Stored dataset items

-*-

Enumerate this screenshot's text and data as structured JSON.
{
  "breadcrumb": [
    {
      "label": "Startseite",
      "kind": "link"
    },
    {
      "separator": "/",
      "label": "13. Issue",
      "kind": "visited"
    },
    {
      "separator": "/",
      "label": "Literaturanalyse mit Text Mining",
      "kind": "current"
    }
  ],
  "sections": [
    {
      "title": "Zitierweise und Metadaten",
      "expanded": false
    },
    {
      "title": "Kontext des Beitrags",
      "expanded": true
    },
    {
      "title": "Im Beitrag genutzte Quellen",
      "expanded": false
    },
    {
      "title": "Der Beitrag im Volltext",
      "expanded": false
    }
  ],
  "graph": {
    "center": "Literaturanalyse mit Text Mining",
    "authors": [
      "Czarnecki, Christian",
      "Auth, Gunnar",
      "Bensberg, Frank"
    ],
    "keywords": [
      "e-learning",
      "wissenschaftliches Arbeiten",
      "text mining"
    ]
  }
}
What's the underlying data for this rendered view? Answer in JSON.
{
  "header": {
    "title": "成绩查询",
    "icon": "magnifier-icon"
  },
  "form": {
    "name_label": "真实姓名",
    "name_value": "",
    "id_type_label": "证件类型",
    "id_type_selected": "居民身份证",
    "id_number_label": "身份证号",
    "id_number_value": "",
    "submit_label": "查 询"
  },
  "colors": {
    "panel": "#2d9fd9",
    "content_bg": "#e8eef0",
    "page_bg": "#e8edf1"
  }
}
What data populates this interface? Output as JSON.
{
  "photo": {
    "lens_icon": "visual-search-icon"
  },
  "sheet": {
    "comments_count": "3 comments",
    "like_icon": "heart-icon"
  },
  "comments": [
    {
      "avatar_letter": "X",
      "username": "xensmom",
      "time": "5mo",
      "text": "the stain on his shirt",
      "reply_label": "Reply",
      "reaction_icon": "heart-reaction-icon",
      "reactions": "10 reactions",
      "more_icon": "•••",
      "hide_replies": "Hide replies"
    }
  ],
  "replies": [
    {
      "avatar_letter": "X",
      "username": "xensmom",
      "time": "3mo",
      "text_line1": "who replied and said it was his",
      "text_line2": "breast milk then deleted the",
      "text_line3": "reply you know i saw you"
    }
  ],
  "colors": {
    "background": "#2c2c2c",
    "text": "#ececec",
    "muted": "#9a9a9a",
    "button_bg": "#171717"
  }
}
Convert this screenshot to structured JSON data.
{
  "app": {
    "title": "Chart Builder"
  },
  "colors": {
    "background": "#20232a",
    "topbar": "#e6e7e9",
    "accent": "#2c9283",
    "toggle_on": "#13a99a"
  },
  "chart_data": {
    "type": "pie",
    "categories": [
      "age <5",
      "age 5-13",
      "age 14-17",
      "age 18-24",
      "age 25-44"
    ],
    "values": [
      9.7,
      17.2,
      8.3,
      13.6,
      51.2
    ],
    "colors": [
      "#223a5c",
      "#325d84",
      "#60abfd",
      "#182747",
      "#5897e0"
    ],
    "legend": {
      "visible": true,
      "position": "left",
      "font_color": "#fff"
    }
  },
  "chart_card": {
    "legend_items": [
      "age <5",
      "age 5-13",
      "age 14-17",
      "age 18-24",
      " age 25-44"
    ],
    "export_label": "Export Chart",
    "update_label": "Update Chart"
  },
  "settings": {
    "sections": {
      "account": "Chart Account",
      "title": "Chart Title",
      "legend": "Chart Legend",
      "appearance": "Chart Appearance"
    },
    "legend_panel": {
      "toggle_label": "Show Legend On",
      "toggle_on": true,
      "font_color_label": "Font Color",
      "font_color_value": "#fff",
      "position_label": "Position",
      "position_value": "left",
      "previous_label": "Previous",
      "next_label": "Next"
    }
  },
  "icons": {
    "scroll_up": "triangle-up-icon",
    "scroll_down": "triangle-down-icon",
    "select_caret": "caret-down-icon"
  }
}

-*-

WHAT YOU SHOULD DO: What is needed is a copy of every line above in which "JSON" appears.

ANSWER FOR THIS EXERCISE:
Enumerate this screenshot's text and data as structured JSON.
What's the underlying data for this rendered view? Answer in JSON.
What data populates this interface? Output as JSON.
Convert this screenshot to structured JSON data.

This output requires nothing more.